U.S. officials said they envision these countries bolstering military operations against Islamic State by providing training to Iraqi forces and Syrian rebels and possibly participating in allied military operations.

Qatar and the U.A.E. supported the North Atlantic Treaty Organization’s air war against the late Libyan dictator Col. Moammar Gadhafi in 2011.

“They can provide physical space and locations for training, and they can agree to work with us on training and equipping and advising,” said a senior U.S. official engaged in the deliberations with the major Sunni Arab states.

“They can be a voice and galvanize the moderate Sunni voices in their communities.”

Mr. Kerry is expected to visit Jordan and Saudi Arabia, according to diplomats briefed on his travel. In Riyadh, he is scheduled to meet with the foreign ministers of the Gulf Cooperation Council, which represents Saudi Arabia, the U.A.E., Oman, Kuwait, Bahrain and Qatar.

On Saturday, Mr. Kerry called the secretary-general of the Arab League, Nabil Elaraby, to discuss Islamic State. “They discussed the need for the Arab League and its members to take a strong position in the coalition,” the State Department said.

Divisions between the U.S. and its Arab allies have surfaced in recent months as the threat of Islamic State and other extremist groups operating in Syria and Iraq has grown.

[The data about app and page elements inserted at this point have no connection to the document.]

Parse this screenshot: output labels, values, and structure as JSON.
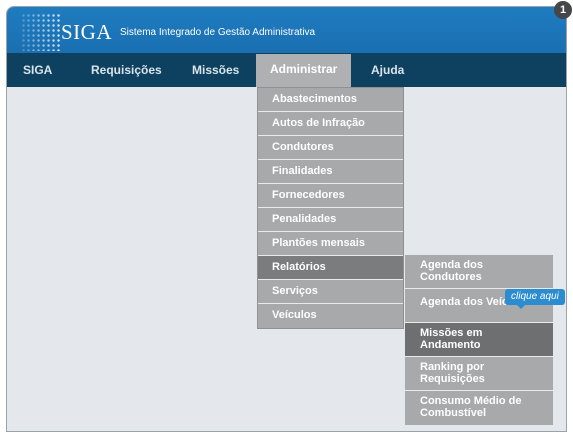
{
  "header": {
    "logo_text": "SIGA",
    "system_name": "Sistema Integrado de Gestão Administrativa"
  },
  "navbar": {
    "items": [
      {
        "label": "SIGA"
      },
      {
        "label": "Requisições"
      },
      {
        "label": "Missões"
      },
      {
        "label": "Administrar"
      },
      {
        "label": "Ajuda"
      }
    ],
    "active_item": "Administrar"
  },
  "admin_menu": {
    "items": [
      {
        "label": "Abastecimentos"
      },
      {
        "label": "Autos de Infração"
      },
      {
        "label": "Condutores"
      },
      {
        "label": "Finalidades"
      },
      {
        "label": "Fornecedores"
      },
      {
        "label": "Penalidades"
      },
      {
        "label": "Plantões mensais"
      },
      {
        "label": "Relatórios"
      },
      {
        "label": "Serviços"
      },
      {
        "label": "Veículos"
      }
    ],
    "active_item": "Relatórios"
  },
  "reports_submenu": {
    "items": [
      {
        "label": "Agenda dos Condutores"
      },
      {
        "label": "Agenda dos Veículos"
      },
      {
        "label": "Missões em Andamento"
      },
      {
        "label": "Ranking por Requisições"
      },
      {
        "label": "Consumo Médio de Combustível"
      }
    ],
    "highlighted_item": "Missões em Andamento"
  },
  "tooltip": {
    "text": "clique aqui"
  },
  "step_badge": {
    "number": "1"
  },
  "colors": {
    "banner": "#1a6fb0",
    "navbar": "#0e4160",
    "menu": "#a7a9ab",
    "menu_active": "#7a7c7e",
    "tooltip": "#2b8ccf"
  }
}
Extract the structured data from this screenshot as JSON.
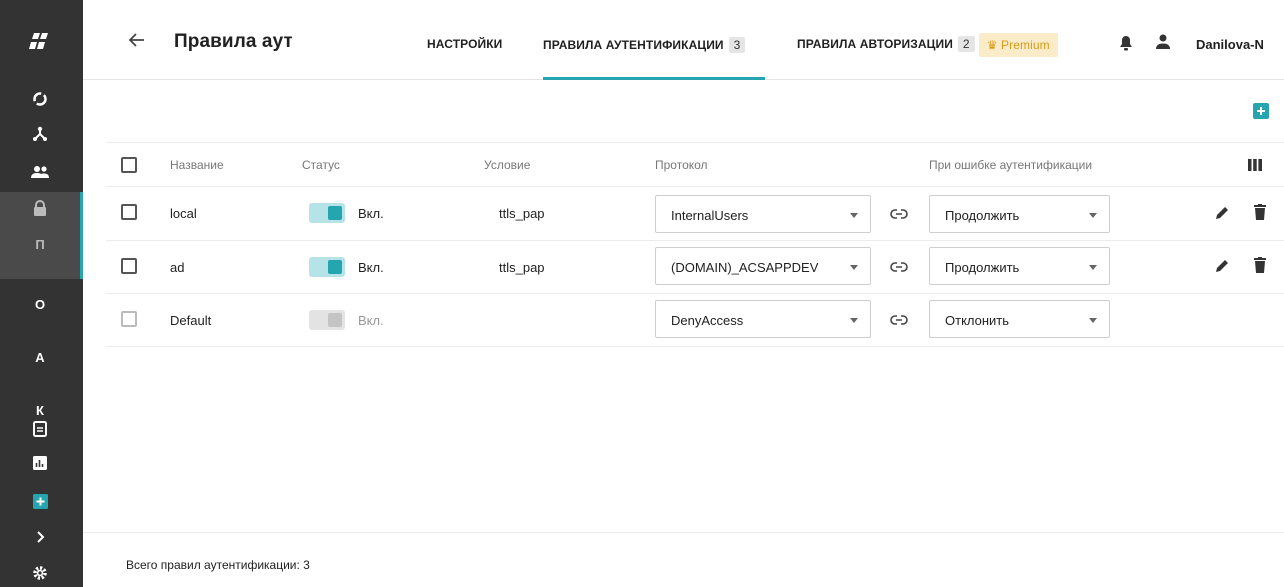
{
  "sidebar": {
    "letters": [
      "П",
      "О",
      "А",
      "К"
    ],
    "icons": [
      "logo-icon",
      "circle-icon",
      "hierarchy-icon",
      "users-icon",
      "lock-icon",
      "document-icon",
      "report-icon",
      "add-icon",
      "chevron-right-icon",
      "gear-icon"
    ]
  },
  "header": {
    "title": "Правила аутентифик",
    "tabs": [
      {
        "label": "НАСТРОЙКИ",
        "count": ""
      },
      {
        "label": "ПРАВИЛА АУТЕНТИФИКАЦИИ",
        "count": "3"
      },
      {
        "label": "ПРАВИЛА АВТОРИЗАЦИИ",
        "count": "2"
      }
    ],
    "premium": "Premium",
    "username": "Danilova-N"
  },
  "table": {
    "columns": [
      "Название",
      "Статус",
      "Условие",
      "Протокол",
      "При ошибке аутентификации"
    ],
    "rows": [
      {
        "name": "local",
        "status": "Вкл.",
        "condition": "ttls_pap",
        "protocol": "InternalUsers",
        "on_error": "Продолжить",
        "enabled": true
      },
      {
        "name": "ad",
        "status": "Вкл.",
        "condition": "ttls_pap",
        "protocol": "(DOMAIN)_ACSAPPDEV",
        "on_error": "Продолжить",
        "enabled": true
      },
      {
        "name": "Default",
        "status": "Вкл.",
        "condition": "",
        "protocol": "DenyAccess",
        "on_error": "Отклонить",
        "enabled": false
      }
    ]
  },
  "footer": {
    "total": "Всего правил аутентификации: 3"
  },
  "colors": {
    "accent": "#26a5b0",
    "sidebar": "#333333",
    "premium_bg": "#faecc9",
    "premium_fg": "#d99a18"
  }
}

Treasury Department officials have voiced concerns that funding for Islamic State and al Qaeda-linked groups continues to come out of Persian Gulf countries, particularly Kuwait and Qatar. Last month, Treasury sanctioned three Kuwait-base financiers for allegedly providing funds for these organizations.

Kuwaiti and Qatari officials have denied their governments are funding Islamic State or other extremist groups.

Saudi Arabia, Egypt and the U.A.E. have all showed a growing willingness to operate more independently of the U.S. to combat extremists in their region. All three governments have argued the U.S. has underestimated the threat posed by Egypt’s Muslim Brotherhood Islamist movement and its affiliated organizations in North Africa and the Mideast.

U.S. officials believe the U.A.E. and Egypt were behind a series of airstrikes on Islamist militias in Libya last month. The Emirati warplanes operated out of bases in Egypt and hit targets near the Libyan capital of Tripoli, administration officials said.

Cairo and Abu Dhabi neither confirmed nor denied their role in the strikes. But Arab officials said these countries’ military operations are a sign Egypt and the U.A.E. are losing confidence in Washington acting against what they view as growing security threats to their countries.